>>>
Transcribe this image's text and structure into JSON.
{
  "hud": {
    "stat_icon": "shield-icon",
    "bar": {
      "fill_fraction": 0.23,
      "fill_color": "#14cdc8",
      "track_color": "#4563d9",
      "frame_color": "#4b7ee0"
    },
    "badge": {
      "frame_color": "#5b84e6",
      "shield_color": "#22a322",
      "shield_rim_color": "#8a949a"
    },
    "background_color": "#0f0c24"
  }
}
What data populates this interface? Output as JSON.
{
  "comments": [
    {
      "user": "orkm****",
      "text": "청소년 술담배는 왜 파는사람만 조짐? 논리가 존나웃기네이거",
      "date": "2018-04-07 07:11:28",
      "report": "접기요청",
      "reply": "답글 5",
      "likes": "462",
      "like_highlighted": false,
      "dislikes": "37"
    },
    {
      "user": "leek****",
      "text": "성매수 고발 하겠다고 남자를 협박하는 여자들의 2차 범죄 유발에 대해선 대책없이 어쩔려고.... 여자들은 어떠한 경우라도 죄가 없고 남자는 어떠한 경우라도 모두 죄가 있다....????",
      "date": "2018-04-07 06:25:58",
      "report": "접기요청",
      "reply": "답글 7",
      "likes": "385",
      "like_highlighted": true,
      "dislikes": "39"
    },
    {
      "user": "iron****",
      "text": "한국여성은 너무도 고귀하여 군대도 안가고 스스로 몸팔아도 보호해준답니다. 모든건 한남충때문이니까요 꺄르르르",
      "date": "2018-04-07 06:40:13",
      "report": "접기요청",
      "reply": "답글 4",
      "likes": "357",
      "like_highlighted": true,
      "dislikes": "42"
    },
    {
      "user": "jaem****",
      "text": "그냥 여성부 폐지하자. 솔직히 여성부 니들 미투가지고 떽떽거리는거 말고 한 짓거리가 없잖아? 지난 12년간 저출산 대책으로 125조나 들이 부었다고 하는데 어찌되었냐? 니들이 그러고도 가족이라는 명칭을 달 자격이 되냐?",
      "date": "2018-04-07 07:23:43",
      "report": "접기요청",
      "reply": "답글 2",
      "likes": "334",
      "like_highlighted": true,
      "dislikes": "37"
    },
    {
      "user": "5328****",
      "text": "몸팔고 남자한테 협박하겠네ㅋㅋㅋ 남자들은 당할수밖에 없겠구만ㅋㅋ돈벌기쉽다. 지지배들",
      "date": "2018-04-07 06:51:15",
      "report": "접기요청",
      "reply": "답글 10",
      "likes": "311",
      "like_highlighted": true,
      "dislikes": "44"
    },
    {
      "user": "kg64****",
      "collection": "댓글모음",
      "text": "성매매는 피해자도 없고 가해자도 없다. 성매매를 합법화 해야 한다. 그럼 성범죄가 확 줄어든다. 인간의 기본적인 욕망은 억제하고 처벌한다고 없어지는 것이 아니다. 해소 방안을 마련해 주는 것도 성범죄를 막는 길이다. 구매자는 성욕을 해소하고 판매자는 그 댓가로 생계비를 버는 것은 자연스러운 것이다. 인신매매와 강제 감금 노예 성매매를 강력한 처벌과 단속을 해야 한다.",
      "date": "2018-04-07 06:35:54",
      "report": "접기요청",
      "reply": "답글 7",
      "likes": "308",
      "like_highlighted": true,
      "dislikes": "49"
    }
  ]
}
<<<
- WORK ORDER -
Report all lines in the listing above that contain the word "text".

- SOLUTION TO THIS EXERCISE -
Transcribe this image's text and structure into JSON.
      "text": "청소년 술담배는 왜 파는사람만 조짐? 논리가 존나웃기네이거",
      "text": "성매수 고발 하겠다고 남자를 협박하는 여자들의 2차 범죄 유발에 대해선 대책없이 어쩔려고.... 여자들은 어떠한 경우라도 죄가 없고 남자는 어떠한 경우라도 모두 죄가 있다....????",
      "text": "한국여성은 너무도 고귀하여 군대도 안가고 스스로 몸팔아도 보호해준답니다. 모든건 한남충때문이니까요 꺄르르르",
      "text": "그냥 여성부 폐지하자. 솔직히 여성부 니들 미투가지고 떽떽거리는거 말고 한 짓거리가 없잖아? 지난 12년간 저출산 대책으로 125조나 들이 부었다고 하는데 어찌되었냐? 니들이 그러고도 가족이라는 명칭을 달 자격이 되냐?",
      "text": "몸팔고 남자한테 협박하겠네ㅋㅋㅋ 남자들은 당할수밖에 없겠구만ㅋㅋ돈벌기쉽다. 지지배들",
      "text": "성매매는 피해자도 없고 가해자도 없다. 성매매를 합법화 해야 한다. 그럼 성범죄가 확 줄어든다. 인간의 기본적인 욕망은 억제하고 처벌한다고 없어지는 것이 아니다. 해소 방안을 마련해 주는 것도 성범죄를 막는 길이다. 구매자는 성욕을 해소하고 판매자는 그 댓가로 생계비를 버는 것은 자연스러운 것이다. 인신매매와 강제 감금 노예 성매매를 강력한 처벌과 단속을 해야 한다.",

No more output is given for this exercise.